The editorial page of the Washington Post is not normally my preferred place to go for free market analysis of health care and other major issues of the day, but Charles Lane, a member of the editorial board, seems to have a reasonable grasp on the realities of health care reform. His recent article, which appeared in the Albuquerque Journal starts out with a discussion of the supposed problem of “diagnostic creep.” In the words of Lane, diagnostic creep happens when society medicalizes imperfections that formerly were either not defined as disease or thought to be too minor and/or too intractable for treatment.
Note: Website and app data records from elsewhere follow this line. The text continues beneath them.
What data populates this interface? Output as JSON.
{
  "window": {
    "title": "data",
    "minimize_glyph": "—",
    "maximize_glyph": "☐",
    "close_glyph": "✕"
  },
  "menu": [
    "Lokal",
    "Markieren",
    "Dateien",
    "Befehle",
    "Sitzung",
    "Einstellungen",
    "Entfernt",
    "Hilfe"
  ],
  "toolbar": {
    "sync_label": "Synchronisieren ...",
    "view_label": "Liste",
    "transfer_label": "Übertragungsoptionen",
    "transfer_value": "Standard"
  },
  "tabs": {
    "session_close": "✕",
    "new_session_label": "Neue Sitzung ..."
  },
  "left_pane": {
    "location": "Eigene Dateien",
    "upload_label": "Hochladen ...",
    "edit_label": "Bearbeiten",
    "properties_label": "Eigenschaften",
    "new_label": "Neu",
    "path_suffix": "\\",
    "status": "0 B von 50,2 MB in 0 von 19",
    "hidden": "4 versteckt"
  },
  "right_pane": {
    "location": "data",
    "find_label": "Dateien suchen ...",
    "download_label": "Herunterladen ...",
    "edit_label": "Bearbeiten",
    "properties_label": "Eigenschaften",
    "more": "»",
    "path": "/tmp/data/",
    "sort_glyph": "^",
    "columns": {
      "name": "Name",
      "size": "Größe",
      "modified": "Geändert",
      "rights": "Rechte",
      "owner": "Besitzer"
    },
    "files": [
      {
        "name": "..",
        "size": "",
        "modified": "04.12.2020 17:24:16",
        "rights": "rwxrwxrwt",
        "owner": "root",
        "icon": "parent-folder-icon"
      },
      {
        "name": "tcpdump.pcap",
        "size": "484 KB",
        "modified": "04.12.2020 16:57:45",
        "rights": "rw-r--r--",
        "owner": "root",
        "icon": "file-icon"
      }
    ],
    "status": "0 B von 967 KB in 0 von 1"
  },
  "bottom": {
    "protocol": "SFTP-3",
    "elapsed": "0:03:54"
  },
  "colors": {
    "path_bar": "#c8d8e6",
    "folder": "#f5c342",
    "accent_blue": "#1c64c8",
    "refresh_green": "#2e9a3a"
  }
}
Sometimes, this is a real problem and it unnecessarily drives up costs. But, as Lane points out “diagnostic creep sounds bad, but it obviously can be very good” because it has helped people with a whole host of real medical issues.
Ultimately, as Lane points out, government boards that might be set up to determine whether certain procedures are necessary will result in a political firestorm or, if they are too lax, will not result in savings. Unfortunately, Lane does not make the next step and call for an end to the whole charade of government-directed health care, but he is certainly on the right track.